American silver has long reflected the diverse background of this country. In colonial times, silversmiths emigrating from England, France and the Netherlands, influenced local styles and production methods. Today, high retail and auction prices reflect the fact that early silver is very rare.
As America prospered, the quantity and quality of silver produced also grew. By 1861, a million and a half ounces of silver had been extracted from mines in California and Nevada. Prior to the mid-19th century discovery of vast silver deposits in the western states, much of the silver available came from Mexico and other countries, and the cost of the raw material remained relatively high. Labor saving innovations in silver fabrication that had begun in the Federal Period could not be fully utilized for mass production until the cost of the metal itself came down enough to attract the broader audience of middle class consumers.
From the 1860s, the level of skilled labor increased, designs became more elaborate and the consumer market expanded. In the latter part of the century, much of the finishing work was still done by hand, such as chasing, engraving, applied ornamentation, and etching, which resulted in silver items of wonderful quality.
The silver business grew from a cottage industry to a major contributor to the U.S. economy. At their peak, firms like Tiffany, Gorham, Reed & Barton and Whiting employed thousands of unskilled labourers in centres such as New York, NY, Providence, RI, and Taunton, MA. In the west, Shreve & Company flourished in San Francisco. The large volume of high quality silver that was produced during the last quarter of the 19th century is also noteworthy. During the Arts and Crafts movement of the late 19th and the early 20th century small companies such as the Kalo Shop in Chicago and Arthur Stone in Boston produced excellent quality, beautifully hand-crafted pieces.

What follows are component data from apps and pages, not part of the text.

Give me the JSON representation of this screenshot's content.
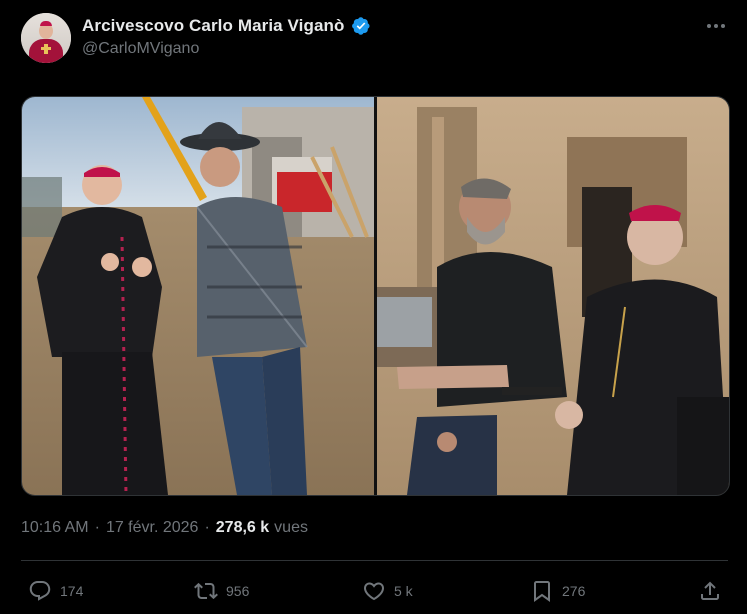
{
  "author": {
    "display_name": "Arcivescovo Carlo Maria Viganò",
    "handle": "@CarloMVigano",
    "verified": true,
    "verified_color": "#1d9bf0"
  },
  "media": {
    "photo_count": 2
  },
  "meta": {
    "time": "10:16 AM",
    "dot": "·",
    "date": "17 févr. 2026",
    "views_count": "278,6 k",
    "views_label": "vues"
  },
  "actions": {
    "replies": "174",
    "reposts": "956",
    "likes": "5 k",
    "bookmarks": "276"
  },
  "icons": {
    "more": "more-horizontal-icon",
    "reply": "reply-icon",
    "repost": "repost-icon",
    "like": "heart-icon",
    "bookmark": "bookmark-icon",
    "share": "share-icon"
  },
  "colors": {
    "background": "#000000",
    "text_primary": "#e7e9ea",
    "text_secondary": "#71767b",
    "border": "#2f3336"
  }
}
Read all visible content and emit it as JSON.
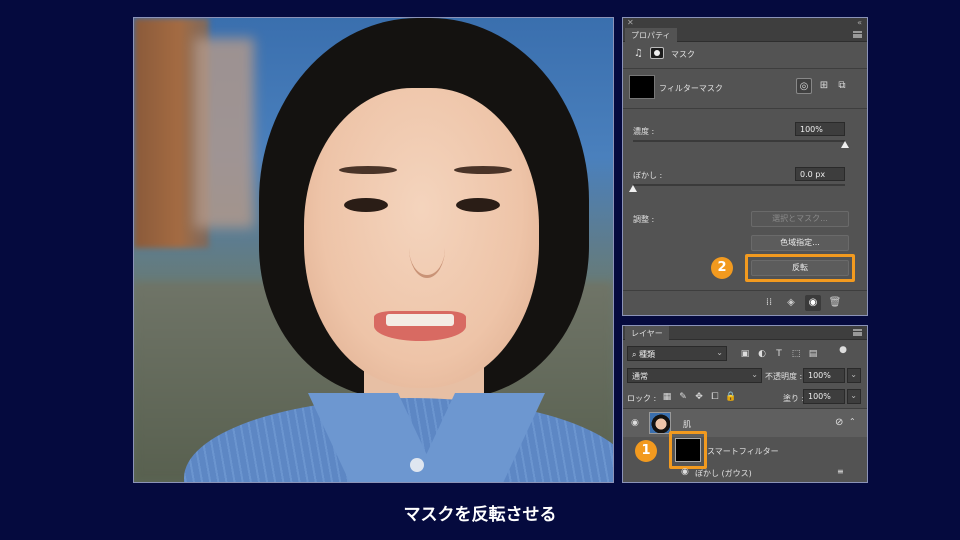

People will argue which company produced the finest silver. Some will say Gorham’s Martelé is the best because of its limited production and that it was all hand-made by the finest silversmiths of the day. Others will say Tiffany, because of its quality and design. There were many other companies represented during the great age of American silver production, such as Wallace, Towle, Samuel S. Kirk and International Silver. The one thing they all have in common today is that their prices on the secondary market have increased and will continue to do so.
Louis Comfort Tiffany
Danish Silver – Georg Jensen
Danish silver achieved success in the mid to late 18th century, as western industrialization reached Denmark. As the manufacturing process became more straightforward, the silver industry in the city of Copenhagen flourished.
After the Trade Act of 1862, which relaxed business regulations, silversmiths became more independent and established their own shops. In 1904, George Jensen opened his workshop, designing small jewelry pieces from silver and semi-precious stones. Nature inspired much of his designs, which often depicted small sculptures of flowers, insects and animals.
Demand for his exceptional product increased and Jensen expanded into hollowware. In 1910, Jensen won the gold medal at the World Exhibition in Brussels. In 1925, he was awarded the Grand Prix at the Paris World's Fair and again in 1929 at the World’s Fair in Barcelona and in 1935 at the World’s Fair in Brussels.
To this day, his designs are among the most sought after in the world of silver.